Or maybe I just think that’s the case, and I’m actually overwriting this book to death.
It’s a problem of setup. In this novel, an agonizingly specific set of events need to occur in order to send the two heroes off on their journey, and the difficulty lies in A) introducing the status quo naturally and as quickly as possible, B) getting the order of events right that change the status quo, and C) making the actions of each character leading to the next event completely believable and inevitable. All of this has proven far more complicated than I anticipated when I began planning this novel. As my friend Amber Keyser put it, “It needs to be like a raging river carrying you along, unstoppable.” (Yes, it does make me feel better to know other writers–very talented writers–also struggle with setups.)

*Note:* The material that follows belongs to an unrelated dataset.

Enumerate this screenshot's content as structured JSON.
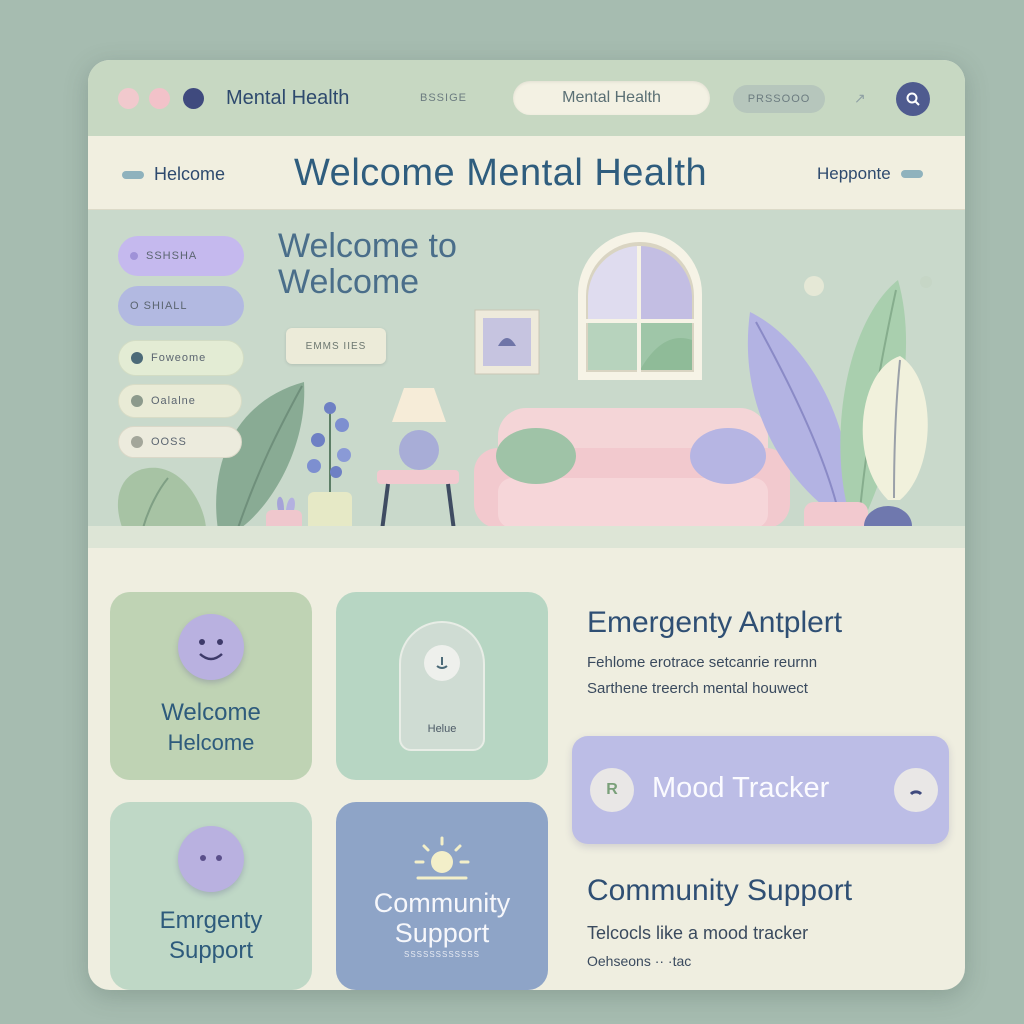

So instead of finagling each scene a little when I get feedback from critique partners/writing group/writer friends, I keep starting over. I have three drafts of one character introduction, and not one of those drafts has satisfied everyone.
“I want less,” one person in my critique group said. “I want it to start right when things get interesting.”
Okay. I did that. I chopped everything at the beginning and launched right into the moment my two heroes meet.
“I want more,” another person said. “I want to know a little bit about the boy before we meet him.”
Oh. Well. Okay. That’s pretty different from the other feedback I got, but maybe he’s right–maybe, when I chopped the beginning, I chopped it too close to the scalp. Perhaps I got carried away. But much like trimming a tree, once the branch’s gone, it’s a bit tricky to get it back again.
I tried anyway. I started over at the beginning, wondering: What do readers need to think and feel about this character right away? How can I slip in the status quo and then immediately set it on fire?
I wrote a thing. I didn’t particularly like it or dislike it. It just was, and that should have been my first sign.
I sent it over to one of my critique partners. He wrote back, “It reads like you checked off all the boxes. Introduce this character, this conflict, check, check.”
Frost’s first chapter had lost all heart and feeling and magic. It was soulless.
I’ll not lie; I had a little meltdown right about then. I rifled through my files and pulled out the first version of the whole manuscript, printed out on paper and only half-read. I pored over my first stab at Frost’s intro; and there it was. The magic. It was wordy and long, but there was soul in it. So much soul. I was still new to Frost when I wrote it; I was discovering him, falling in love with him as my hero.
Assembling all three versions–the first go, the chopped second, the mechanical third–I picked what parts I wanted and what parts would go. I’m still cobbling them together in a way that makes sense, while adding, refining, and trimming. I’m not sure if it’s going to work.
But what I’ve decided is this: I’m not going to show it to anyone. I have to just trust my gut on this, and keep moving forward.